On March 6, 1963, the day before John Coltrane recorded his classic album of ballads with singer Johnny Hartman, the saxophonist entered Rudy Van Gelder’s recording studio in New Jersey to lay down tracks of a very different sort. He and the rest of his quartet—pianist McCoy Tyner, bassist Jimmy Garrison, and drummer Elvin Jones—cut multiple takes of seven compositions, which presented a far truer picture of the band’s legendary live intensity than the Hartman album. Several of the tunes were unnamed; one was later titled “Impressions,” while two others were never released in any form and, to the best of anyone’s knowledge, never recorded again.
For decades, all seven of these tracks went unheard, until Coltrane’s own copy of the recordings was found recently in the possession of the family of his first wife, Juanita Naima Coltrane.
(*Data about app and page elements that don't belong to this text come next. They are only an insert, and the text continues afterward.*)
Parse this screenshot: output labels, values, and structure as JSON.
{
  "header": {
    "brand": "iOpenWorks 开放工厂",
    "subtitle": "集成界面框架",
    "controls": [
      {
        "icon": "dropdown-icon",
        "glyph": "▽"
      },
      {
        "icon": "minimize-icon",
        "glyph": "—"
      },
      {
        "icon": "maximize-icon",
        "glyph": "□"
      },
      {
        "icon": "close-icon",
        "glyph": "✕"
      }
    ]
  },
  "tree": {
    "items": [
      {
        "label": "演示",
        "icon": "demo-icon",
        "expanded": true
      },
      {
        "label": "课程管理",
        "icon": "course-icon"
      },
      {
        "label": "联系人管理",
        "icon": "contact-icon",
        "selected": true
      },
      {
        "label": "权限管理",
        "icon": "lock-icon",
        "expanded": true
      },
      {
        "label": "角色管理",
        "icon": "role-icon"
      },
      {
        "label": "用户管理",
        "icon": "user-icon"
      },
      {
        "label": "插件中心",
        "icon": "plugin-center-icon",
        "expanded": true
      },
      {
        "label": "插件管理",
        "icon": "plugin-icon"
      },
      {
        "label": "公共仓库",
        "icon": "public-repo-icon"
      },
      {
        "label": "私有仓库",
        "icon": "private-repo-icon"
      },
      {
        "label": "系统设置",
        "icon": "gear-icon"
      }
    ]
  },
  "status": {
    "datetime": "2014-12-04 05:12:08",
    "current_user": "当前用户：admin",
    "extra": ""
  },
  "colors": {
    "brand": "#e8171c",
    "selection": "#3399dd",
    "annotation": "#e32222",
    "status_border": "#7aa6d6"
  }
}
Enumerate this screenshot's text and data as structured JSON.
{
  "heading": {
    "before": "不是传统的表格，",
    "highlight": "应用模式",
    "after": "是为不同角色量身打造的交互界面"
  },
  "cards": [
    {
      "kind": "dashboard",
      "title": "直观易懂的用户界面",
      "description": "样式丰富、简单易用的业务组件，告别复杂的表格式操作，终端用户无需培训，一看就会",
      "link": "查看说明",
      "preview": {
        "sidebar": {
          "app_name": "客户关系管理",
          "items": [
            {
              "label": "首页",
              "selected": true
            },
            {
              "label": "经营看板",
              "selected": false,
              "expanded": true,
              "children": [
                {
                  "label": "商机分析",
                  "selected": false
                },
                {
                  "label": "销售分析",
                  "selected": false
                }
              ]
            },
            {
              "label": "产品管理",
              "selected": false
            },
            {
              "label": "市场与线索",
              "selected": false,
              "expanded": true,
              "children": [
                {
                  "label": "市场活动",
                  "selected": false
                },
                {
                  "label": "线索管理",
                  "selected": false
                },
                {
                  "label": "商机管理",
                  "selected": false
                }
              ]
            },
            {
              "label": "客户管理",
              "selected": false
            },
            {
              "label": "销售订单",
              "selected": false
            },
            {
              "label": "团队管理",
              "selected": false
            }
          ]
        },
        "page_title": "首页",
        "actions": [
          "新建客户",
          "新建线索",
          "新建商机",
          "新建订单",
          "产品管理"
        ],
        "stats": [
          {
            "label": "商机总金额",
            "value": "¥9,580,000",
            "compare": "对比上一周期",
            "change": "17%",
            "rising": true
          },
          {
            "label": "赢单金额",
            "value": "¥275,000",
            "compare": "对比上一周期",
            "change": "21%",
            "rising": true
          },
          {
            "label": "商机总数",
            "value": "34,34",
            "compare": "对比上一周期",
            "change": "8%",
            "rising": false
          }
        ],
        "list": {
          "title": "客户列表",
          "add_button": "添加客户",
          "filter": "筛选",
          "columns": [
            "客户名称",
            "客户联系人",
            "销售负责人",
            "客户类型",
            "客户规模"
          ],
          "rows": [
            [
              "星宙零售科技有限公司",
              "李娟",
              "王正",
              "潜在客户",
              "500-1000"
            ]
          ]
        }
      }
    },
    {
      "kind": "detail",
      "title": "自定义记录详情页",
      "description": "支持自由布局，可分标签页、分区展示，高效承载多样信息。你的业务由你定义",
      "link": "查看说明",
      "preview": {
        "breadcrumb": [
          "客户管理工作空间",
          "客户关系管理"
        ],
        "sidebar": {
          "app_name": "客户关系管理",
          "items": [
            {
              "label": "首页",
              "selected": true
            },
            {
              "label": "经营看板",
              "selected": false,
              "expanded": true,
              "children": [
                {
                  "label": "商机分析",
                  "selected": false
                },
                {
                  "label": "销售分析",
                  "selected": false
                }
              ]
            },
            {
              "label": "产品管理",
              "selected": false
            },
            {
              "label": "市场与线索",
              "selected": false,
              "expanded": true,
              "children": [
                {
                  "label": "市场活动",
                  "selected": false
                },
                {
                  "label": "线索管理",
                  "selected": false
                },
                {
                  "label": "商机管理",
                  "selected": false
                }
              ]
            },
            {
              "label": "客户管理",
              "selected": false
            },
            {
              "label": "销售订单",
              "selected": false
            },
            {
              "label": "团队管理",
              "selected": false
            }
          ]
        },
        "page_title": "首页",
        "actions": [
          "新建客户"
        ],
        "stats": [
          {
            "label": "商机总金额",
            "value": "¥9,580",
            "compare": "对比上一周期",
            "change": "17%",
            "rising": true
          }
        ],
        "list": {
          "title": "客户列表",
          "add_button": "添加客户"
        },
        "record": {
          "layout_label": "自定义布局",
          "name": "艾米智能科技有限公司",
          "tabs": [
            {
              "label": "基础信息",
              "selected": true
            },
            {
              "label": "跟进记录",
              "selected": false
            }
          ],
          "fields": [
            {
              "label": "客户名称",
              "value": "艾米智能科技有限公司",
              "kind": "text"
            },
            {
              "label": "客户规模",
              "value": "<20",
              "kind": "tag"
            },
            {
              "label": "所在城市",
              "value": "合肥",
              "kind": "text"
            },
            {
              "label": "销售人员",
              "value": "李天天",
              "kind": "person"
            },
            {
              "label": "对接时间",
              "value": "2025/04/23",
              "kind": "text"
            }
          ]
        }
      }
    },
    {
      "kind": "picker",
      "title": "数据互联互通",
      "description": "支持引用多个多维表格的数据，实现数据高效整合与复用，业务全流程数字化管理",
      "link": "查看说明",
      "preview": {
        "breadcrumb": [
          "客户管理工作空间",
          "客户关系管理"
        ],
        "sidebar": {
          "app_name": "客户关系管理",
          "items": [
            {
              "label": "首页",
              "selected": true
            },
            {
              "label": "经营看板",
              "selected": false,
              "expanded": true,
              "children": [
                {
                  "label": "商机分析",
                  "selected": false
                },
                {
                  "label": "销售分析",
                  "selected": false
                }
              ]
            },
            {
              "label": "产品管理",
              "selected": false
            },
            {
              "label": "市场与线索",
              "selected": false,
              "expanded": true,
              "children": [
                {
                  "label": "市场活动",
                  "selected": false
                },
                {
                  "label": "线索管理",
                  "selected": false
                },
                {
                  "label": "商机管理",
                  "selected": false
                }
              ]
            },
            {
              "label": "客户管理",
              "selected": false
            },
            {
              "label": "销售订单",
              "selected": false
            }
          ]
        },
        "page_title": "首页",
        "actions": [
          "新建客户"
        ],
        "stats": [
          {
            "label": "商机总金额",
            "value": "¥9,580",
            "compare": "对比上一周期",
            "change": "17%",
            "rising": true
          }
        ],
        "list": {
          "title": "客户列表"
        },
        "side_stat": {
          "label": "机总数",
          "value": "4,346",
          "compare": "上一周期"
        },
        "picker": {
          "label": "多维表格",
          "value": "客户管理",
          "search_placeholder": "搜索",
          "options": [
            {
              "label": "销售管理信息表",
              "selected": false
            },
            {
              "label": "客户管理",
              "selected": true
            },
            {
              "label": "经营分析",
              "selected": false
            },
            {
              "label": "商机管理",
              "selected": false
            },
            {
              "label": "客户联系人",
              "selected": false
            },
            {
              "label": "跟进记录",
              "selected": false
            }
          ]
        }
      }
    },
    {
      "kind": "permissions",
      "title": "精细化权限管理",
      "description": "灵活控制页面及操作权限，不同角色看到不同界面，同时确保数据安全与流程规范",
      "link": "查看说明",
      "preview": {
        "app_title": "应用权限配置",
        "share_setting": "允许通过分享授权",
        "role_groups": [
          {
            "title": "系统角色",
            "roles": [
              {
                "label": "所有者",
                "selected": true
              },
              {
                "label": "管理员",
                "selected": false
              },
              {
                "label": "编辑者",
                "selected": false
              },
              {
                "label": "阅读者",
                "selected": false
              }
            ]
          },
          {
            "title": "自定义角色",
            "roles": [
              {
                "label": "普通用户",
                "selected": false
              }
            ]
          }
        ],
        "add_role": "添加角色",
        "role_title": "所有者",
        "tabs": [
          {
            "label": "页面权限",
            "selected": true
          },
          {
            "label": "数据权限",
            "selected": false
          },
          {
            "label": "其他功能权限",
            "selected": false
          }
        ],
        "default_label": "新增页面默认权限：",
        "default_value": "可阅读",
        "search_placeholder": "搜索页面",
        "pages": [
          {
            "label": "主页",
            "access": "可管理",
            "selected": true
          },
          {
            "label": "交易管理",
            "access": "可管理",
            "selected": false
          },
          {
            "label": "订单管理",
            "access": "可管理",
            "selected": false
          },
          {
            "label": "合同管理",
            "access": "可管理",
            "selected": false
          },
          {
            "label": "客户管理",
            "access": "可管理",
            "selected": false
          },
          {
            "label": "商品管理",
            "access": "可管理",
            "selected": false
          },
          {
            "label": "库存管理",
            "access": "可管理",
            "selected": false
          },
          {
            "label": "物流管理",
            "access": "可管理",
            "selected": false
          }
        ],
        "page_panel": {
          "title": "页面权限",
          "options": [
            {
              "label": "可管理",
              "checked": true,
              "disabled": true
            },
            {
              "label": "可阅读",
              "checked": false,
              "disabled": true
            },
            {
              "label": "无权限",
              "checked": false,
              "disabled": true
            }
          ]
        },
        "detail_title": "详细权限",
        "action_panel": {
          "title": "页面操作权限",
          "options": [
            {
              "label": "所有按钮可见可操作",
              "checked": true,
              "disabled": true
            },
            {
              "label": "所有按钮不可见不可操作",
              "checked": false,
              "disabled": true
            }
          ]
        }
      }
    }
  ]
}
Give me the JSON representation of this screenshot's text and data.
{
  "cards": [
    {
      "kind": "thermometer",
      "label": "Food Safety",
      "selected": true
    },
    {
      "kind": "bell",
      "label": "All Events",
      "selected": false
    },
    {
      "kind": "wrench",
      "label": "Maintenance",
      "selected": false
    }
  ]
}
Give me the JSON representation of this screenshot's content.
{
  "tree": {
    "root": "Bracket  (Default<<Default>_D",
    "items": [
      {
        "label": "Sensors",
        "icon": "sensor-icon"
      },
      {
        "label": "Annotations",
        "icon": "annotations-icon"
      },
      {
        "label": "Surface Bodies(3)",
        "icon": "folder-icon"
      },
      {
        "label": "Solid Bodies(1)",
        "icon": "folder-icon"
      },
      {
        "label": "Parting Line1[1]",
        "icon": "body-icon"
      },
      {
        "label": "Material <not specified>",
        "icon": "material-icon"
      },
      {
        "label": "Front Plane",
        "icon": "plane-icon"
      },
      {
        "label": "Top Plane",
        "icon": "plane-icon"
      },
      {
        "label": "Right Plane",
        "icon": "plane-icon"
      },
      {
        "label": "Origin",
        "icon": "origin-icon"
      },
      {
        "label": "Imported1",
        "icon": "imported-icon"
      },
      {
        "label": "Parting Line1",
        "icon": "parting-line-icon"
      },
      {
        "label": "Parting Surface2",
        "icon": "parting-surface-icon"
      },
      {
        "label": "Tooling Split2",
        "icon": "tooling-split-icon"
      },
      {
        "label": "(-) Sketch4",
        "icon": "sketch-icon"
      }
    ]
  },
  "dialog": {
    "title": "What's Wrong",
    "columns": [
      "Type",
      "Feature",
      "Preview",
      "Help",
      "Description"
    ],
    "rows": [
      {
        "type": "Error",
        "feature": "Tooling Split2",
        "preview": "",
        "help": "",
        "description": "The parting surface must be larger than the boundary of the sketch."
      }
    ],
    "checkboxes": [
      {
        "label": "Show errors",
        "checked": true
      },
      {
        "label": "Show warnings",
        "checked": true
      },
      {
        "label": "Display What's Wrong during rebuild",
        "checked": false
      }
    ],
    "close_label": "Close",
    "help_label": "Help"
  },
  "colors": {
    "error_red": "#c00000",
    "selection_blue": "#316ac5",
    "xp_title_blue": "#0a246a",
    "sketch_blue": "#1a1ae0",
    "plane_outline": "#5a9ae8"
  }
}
Now Impulse! Records is set to release them on June 29 under the title Both Directions at Once: The Lost Album.
The album will be available in two versions: a single disc featuring one take each of the seven tracks and a deluxe edition that adds seven alternate takes, including three versions of “Impressions.” This was the second time that Coltrane had attempted to capture the latter tune in the studio; in the end, he and producer Bob Thiele opted instead to include a 1961 live rendition of the piece on the Impressions album, released a few months after the Both Directions at Once session.
Saxophonist Ravi Coltrane, John Coltrane’s son, who helped prepare the new album for release, told Giovanni Russonello of the New York Times, “In 1963, all these musicians are reaching some of the heights of their musical powers. On this record, you do get a sense of John with one foot in the past and one foot headed toward his future.”
Look for an in-depth article on the history and music of Both Directions at Once in the September issue of JazzTimes.
Read a vintage JazzTimes feature about the making of John Coltrane and Johnny Hartman.Originally Published